• **Element data from apps and pages**
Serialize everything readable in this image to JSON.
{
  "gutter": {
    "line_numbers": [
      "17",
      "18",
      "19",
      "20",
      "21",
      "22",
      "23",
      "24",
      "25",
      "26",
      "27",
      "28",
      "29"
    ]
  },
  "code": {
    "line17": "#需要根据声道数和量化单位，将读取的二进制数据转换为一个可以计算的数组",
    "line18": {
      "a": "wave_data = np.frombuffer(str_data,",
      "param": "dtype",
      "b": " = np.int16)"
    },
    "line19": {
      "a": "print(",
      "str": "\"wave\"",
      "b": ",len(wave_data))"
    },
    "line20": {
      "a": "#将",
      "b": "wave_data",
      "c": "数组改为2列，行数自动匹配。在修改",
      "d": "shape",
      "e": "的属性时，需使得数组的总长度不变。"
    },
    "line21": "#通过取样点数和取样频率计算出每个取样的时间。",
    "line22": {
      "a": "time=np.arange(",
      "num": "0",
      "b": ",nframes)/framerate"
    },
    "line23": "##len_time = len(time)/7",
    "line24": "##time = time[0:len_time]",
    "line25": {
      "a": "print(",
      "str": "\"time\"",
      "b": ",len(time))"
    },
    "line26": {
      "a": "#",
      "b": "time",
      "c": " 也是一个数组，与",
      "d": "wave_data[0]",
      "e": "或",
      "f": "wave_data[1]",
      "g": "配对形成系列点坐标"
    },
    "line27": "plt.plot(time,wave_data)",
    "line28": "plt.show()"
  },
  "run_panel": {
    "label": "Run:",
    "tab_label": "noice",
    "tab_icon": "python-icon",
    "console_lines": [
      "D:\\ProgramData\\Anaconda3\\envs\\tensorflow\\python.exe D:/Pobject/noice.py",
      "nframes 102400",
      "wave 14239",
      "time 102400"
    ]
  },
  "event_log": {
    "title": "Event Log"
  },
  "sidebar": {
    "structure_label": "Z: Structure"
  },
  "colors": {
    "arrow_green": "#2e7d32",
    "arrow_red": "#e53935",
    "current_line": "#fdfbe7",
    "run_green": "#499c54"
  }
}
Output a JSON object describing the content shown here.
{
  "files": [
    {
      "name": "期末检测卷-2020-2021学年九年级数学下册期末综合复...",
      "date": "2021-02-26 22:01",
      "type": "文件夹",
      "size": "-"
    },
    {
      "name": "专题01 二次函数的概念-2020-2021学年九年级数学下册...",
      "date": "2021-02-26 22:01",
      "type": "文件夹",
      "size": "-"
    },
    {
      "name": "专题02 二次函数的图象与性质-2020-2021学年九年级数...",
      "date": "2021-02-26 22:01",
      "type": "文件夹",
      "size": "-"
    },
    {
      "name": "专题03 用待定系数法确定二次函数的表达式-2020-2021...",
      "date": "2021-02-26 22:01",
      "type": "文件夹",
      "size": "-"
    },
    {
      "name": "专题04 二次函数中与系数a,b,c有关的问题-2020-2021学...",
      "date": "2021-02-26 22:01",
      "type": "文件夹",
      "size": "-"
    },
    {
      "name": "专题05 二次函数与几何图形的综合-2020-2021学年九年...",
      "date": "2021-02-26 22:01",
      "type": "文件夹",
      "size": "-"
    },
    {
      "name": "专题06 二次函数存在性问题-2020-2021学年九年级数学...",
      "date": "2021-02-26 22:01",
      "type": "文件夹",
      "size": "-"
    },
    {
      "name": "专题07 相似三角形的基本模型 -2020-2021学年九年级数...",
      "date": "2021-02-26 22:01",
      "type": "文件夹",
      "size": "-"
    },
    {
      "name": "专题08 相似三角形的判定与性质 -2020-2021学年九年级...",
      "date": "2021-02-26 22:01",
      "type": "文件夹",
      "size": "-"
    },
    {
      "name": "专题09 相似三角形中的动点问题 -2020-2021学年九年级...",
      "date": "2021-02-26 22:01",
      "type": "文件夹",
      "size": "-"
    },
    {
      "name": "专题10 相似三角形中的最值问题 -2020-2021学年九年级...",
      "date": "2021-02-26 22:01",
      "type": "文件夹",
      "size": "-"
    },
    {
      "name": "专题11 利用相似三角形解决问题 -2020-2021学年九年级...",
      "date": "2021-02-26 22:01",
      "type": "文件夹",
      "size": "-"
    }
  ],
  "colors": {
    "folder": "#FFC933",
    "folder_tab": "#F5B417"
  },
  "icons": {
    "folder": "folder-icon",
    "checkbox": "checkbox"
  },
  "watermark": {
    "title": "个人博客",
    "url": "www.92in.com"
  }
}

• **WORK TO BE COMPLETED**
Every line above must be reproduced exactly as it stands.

• **TASK RESPONSE**
Serialize everything readable in this image to JSON.
{
  "gutter": {
    "line_numbers": [
      "17",
      "18",
      "19",
      "20",
      "21",
      "22",
      "23",
      "24",
      "25",
      "26",
      "27",
      "28",
      "29"
    ]
  },
  "code": {
    "line17": "#需要根据声道数和量化单位，将读取的二进制数据转换为一个可以计算的数组",
    "line18": {
      "a": "wave_data = np.frombuffer(str_data,",
      "param": "dtype",
      "b": " = np.int16)"
    },
    "line19": {
      "a": "print(",
      "str": "\"wave\"",
      "b": ",len(wave_data))"
    },
    "line20": {
      "a": "#将",
      "b": "wave_data",
      "c": "数组改为2列，行数自动匹配。在修改",
      "d": "shape",
      "e": "的属性时，需使得数组的总长度不变。"
    },
    "line21": "#通过取样点数和取样频率计算出每个取样的时间。",
    "line22": {
      "a": "time=np.arange(",
      "num": "0",
      "b": ",nframes)/framerate"
    },
    "line23": "##len_time = len(time)/7",
    "line24": "##time = time[0:len_time]",
    "line25": {
      "a": "print(",
      "str": "\"time\"",
      "b": ",len(time))"
    },
    "line26": {
      "a": "#",
      "b": "time",
      "c": " 也是一个数组，与",
      "d": "wave_data[0]",
      "e": "或",
      "f": "wave_data[1]",
      "g": "配对形成系列点坐标"
    },
    "line27": "plt.plot(time,wave_data)",
    "line28": "plt.show()"
  },
  "run_panel": {
    "label": "Run:",
    "tab_label": "noice",
    "tab_icon": "python-icon",
    "console_lines": [
      "D:\\ProgramData\\Anaconda3\\envs\\tensorflow\\python.exe D:/Pobject/noice.py",
      "nframes 102400",
      "wave 14239",
      "time 102400"
    ]
  },
  "event_log": {
    "title": "Event Log"
  },
  "sidebar": {
    "structure_label": "Z: Structure"
  },
  "colors": {
    "arrow_green": "#2e7d32",
    "arrow_red": "#e53935",
    "current_line": "#fdfbe7",
    "run_green": "#499c54"
  }
}
Output a JSON object describing the content shown here.
{
  "files": [
    {
      "name": "期末检测卷-2020-2021学年九年级数学下册期末综合复...",
      "date": "2021-02-26 22:01",
      "type": "文件夹",
      "size": "-"
    },
    {
      "name": "专题01 二次函数的概念-2020-2021学年九年级数学下册...",
      "date": "2021-02-26 22:01",
      "type": "文件夹",
      "size": "-"
    },
    {
      "name": "专题02 二次函数的图象与性质-2020-2021学年九年级数...",
      "date": "2021-02-26 22:01",
      "type": "文件夹",
      "size": "-"
    },
    {
      "name": "专题03 用待定系数法确定二次函数的表达式-2020-2021...",
      "date": "2021-02-26 22:01",
      "type": "文件夹",
      "size": "-"
    },
    {
      "name": "专题04 二次函数中与系数a,b,c有关的问题-2020-2021学...",
      "date": "2021-02-26 22:01",
      "type": "文件夹",
      "size": "-"
    },
    {
      "name": "专题05 二次函数与几何图形的综合-2020-2021学年九年...",
      "date": "2021-02-26 22:01",
      "type": "文件夹",
      "size": "-"
    },
    {
      "name": "专题06 二次函数存在性问题-2020-2021学年九年级数学...",
      "date": "2021-02-26 22:01",
      "type": "文件夹",
      "size": "-"
    },
    {
      "name": "专题07 相似三角形的基本模型 -2020-2021学年九年级数...",
      "date": "2021-02-26 22:01",
      "type": "文件夹",
      "size": "-"
    },
    {
      "name": "专题08 相似三角形的判定与性质 -2020-2021学年九年级...",
      "date": "2021-02-26 22:01",
      "type": "文件夹",
      "size": "-"
    },
    {
      "name": "专题09 相似三角形中的动点问题 -2020-2021学年九年级...",
      "date": "2021-02-26 22:01",
      "type": "文件夹",
      "size": "-"
    },
    {
      "name": "专题10 相似三角形中的最值问题 -2020-2021学年九年级...",
      "date": "2021-02-26 22:01",
      "type": "文件夹",
      "size": "-"
    },
    {
      "name": "专题11 利用相似三角形解决问题 -2020-2021学年九年级...",
      "date": "2021-02-26 22:01",
      "type": "文件夹",
      "size": "-"
    }
  ],
  "colors": {
    "folder": "#FFC933",
    "folder_tab": "#F5B417"
  },
  "icons": {
    "folder": "folder-icon",
    "checkbox": "checkbox"
  },
  "watermark": {
    "title": "个人博客",
    "url": "www.92in.com"
  }
}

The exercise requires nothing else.